## WORK INSTRUCTIONS
Search the records for "Składka" and copy each line that holds it.

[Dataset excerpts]
--
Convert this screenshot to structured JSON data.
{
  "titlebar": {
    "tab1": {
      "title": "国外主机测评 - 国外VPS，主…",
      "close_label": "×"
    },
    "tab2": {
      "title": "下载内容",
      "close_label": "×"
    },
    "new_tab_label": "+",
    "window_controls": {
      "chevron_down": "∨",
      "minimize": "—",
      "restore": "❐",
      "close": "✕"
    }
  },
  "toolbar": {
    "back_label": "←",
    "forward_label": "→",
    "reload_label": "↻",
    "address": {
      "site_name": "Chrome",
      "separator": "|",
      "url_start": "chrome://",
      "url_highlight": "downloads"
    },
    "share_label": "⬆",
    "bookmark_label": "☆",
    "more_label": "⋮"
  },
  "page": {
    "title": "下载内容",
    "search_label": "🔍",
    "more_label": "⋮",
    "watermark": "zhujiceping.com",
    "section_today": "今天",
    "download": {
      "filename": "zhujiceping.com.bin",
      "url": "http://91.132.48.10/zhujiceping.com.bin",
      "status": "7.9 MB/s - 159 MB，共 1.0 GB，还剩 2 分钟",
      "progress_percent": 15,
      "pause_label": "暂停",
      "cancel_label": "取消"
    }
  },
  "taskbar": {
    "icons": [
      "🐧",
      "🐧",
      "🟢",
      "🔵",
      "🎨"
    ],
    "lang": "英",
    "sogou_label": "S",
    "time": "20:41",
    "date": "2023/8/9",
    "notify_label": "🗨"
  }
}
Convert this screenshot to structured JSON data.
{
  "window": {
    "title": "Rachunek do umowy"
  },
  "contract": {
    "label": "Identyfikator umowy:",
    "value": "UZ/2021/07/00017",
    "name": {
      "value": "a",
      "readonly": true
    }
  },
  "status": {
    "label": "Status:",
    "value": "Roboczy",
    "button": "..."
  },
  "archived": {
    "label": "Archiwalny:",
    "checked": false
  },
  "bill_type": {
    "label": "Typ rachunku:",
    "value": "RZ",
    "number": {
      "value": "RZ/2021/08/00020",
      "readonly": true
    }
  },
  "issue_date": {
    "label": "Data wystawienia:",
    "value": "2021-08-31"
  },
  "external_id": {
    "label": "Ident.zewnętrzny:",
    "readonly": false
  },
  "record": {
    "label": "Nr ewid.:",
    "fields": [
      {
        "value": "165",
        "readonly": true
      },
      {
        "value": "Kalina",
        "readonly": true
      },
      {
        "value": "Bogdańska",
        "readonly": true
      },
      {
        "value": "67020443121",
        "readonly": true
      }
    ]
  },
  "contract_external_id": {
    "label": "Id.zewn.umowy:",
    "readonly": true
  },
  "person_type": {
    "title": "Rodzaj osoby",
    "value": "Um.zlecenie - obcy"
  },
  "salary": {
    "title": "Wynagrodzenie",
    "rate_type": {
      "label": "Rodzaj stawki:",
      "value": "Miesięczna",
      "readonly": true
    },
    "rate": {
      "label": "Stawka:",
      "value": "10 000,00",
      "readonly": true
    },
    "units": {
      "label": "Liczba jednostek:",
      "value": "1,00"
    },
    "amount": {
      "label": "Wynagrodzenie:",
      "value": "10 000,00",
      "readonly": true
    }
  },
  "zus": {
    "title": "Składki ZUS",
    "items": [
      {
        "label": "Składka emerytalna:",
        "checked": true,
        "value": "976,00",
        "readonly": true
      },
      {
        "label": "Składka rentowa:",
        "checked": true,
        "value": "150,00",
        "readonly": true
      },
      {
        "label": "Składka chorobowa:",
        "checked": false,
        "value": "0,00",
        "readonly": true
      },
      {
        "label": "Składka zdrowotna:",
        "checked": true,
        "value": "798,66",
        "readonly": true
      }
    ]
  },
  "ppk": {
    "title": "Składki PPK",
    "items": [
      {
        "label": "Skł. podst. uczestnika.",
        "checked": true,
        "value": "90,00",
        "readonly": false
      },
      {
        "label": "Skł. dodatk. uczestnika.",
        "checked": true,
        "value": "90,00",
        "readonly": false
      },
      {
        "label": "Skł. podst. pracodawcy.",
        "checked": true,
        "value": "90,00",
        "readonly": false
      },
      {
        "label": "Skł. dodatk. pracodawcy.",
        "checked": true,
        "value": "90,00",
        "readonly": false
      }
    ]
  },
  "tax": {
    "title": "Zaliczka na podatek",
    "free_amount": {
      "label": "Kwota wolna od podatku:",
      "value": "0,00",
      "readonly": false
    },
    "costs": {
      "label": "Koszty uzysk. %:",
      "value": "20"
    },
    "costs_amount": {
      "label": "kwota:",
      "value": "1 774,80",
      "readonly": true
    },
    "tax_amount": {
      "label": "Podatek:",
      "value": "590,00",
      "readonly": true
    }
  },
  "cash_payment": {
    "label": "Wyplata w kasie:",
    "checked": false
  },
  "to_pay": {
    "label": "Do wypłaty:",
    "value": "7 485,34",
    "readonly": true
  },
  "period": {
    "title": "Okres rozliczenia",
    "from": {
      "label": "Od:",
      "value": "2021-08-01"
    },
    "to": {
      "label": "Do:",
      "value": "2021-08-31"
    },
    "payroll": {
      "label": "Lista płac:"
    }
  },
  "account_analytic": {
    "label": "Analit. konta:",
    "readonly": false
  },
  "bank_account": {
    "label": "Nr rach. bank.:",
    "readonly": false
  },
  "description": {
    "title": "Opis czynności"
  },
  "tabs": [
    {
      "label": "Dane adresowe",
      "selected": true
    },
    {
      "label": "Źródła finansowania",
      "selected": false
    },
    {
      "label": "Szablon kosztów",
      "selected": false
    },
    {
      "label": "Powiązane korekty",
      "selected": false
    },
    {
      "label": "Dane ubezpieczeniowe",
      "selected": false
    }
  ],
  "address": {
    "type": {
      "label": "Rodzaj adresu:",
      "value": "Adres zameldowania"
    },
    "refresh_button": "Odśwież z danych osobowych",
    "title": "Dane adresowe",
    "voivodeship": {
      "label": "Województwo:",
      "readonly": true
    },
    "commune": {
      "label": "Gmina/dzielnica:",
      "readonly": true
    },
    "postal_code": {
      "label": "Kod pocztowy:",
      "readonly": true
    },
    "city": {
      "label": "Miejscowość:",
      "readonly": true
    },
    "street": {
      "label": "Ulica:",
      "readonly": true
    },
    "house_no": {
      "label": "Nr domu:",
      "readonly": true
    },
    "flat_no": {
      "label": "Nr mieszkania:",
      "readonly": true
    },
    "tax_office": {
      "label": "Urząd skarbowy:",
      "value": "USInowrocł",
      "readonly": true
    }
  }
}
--
## EXERCISE RESULT
        "label": "Składka emerytalna:",
        "label": "Składka rentowa:",
        "label": "Składka chorobowa:",
        "label": "Składka zdrowotna:",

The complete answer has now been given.